[Task statement] Find the lines in the records that carry the word "true". Copy each one.

[Excerpts from an interface dataset]
* * *

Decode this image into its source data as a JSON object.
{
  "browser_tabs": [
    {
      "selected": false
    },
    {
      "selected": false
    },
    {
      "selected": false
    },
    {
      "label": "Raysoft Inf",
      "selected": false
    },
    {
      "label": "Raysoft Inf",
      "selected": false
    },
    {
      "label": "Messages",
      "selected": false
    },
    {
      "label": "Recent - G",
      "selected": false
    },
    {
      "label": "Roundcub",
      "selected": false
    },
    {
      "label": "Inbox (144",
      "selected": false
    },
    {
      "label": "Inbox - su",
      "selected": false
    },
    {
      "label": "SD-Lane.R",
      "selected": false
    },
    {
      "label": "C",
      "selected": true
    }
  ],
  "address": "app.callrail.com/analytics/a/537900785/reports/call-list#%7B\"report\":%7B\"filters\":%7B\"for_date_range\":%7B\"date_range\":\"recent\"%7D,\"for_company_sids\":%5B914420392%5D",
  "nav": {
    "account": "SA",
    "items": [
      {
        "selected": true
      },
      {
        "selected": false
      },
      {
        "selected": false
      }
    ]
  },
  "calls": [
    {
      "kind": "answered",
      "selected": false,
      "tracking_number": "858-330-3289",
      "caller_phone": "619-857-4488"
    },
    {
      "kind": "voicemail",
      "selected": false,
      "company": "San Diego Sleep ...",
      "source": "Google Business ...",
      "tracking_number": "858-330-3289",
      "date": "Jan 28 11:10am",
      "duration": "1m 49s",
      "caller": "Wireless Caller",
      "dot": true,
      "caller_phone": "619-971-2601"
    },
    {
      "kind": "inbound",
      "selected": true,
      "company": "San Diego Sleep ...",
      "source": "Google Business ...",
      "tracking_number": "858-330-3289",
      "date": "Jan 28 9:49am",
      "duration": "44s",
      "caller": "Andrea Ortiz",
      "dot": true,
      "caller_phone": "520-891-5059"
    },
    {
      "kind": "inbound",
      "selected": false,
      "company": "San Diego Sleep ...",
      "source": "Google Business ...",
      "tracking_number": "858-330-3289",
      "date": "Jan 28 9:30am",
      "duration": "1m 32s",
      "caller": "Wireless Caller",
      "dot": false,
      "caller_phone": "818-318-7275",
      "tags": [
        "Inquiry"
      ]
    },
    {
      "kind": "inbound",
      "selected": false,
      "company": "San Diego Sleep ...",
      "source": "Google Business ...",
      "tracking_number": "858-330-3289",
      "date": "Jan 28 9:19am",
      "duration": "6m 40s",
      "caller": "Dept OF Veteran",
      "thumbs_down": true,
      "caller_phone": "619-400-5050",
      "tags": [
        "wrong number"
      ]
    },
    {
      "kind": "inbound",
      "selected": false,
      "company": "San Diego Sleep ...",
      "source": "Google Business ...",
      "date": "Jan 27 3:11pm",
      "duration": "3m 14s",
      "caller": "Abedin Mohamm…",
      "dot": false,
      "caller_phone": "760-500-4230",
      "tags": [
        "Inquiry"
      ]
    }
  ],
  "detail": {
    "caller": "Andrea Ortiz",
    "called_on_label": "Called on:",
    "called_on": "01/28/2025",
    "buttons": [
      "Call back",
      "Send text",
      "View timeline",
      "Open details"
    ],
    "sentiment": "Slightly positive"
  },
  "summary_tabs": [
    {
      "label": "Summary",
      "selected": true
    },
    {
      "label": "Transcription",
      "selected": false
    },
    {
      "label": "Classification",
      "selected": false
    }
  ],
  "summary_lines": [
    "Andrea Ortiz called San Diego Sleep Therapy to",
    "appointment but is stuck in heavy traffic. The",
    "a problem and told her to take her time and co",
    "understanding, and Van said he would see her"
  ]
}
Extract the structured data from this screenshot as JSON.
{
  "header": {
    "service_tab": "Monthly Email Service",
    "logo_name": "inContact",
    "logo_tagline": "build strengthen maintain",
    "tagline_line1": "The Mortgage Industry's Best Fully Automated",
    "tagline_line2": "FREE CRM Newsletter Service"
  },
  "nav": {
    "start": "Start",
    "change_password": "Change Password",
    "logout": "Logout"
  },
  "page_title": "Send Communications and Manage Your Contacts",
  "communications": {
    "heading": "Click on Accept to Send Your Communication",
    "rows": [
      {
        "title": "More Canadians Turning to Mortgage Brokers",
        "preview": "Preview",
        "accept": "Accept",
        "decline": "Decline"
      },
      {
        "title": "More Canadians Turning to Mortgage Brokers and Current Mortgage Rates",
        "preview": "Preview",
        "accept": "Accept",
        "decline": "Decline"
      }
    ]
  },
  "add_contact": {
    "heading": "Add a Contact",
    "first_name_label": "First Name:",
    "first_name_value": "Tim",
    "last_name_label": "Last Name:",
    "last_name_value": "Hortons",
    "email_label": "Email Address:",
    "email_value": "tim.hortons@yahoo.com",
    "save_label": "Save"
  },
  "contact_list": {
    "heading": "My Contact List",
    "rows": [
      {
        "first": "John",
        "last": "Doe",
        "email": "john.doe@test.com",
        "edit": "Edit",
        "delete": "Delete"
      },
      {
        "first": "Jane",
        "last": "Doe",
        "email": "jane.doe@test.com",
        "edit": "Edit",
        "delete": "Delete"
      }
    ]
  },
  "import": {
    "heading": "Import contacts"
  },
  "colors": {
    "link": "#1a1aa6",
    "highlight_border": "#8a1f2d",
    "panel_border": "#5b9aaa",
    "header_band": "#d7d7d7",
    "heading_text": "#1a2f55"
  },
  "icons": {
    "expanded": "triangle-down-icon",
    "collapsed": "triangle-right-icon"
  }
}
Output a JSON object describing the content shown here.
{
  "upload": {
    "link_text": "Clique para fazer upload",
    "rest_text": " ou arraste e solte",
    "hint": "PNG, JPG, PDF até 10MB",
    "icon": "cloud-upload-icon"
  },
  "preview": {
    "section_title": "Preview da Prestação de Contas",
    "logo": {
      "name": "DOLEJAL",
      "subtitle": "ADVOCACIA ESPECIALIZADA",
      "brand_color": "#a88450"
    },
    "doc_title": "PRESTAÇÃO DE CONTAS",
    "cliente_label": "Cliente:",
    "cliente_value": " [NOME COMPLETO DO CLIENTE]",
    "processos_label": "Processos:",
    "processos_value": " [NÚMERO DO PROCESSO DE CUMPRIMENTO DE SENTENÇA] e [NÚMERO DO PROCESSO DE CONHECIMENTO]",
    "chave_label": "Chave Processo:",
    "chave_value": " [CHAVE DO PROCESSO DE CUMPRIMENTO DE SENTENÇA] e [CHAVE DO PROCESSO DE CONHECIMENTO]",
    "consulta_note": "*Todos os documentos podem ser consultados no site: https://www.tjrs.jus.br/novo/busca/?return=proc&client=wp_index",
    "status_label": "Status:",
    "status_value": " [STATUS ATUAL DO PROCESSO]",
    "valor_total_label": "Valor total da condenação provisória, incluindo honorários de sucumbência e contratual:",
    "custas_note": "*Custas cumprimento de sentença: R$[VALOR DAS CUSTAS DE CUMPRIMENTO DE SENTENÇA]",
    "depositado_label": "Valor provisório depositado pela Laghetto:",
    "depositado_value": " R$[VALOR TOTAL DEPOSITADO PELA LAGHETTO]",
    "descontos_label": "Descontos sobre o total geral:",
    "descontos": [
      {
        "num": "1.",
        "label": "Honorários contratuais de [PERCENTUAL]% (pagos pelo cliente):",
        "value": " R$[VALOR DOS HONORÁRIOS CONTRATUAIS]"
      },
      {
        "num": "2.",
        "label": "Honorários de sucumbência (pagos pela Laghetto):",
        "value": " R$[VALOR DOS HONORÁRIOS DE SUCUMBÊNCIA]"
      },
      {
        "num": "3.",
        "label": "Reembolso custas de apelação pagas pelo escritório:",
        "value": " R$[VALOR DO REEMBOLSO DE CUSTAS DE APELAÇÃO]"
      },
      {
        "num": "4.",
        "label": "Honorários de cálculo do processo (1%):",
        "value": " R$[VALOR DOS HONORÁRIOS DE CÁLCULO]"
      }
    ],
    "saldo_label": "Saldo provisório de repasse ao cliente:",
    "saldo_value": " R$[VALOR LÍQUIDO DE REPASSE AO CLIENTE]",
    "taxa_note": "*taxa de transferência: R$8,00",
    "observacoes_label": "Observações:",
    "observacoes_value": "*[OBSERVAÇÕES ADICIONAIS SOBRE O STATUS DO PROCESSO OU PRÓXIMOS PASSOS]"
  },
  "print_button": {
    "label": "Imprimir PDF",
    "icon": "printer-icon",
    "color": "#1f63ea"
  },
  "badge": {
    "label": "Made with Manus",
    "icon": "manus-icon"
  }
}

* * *

[Response]
      "selected": true
        "selected": true
      "dot": true,
      "selected": true,
      "dot": true,
      "thumbs_down": true,
      "selected": true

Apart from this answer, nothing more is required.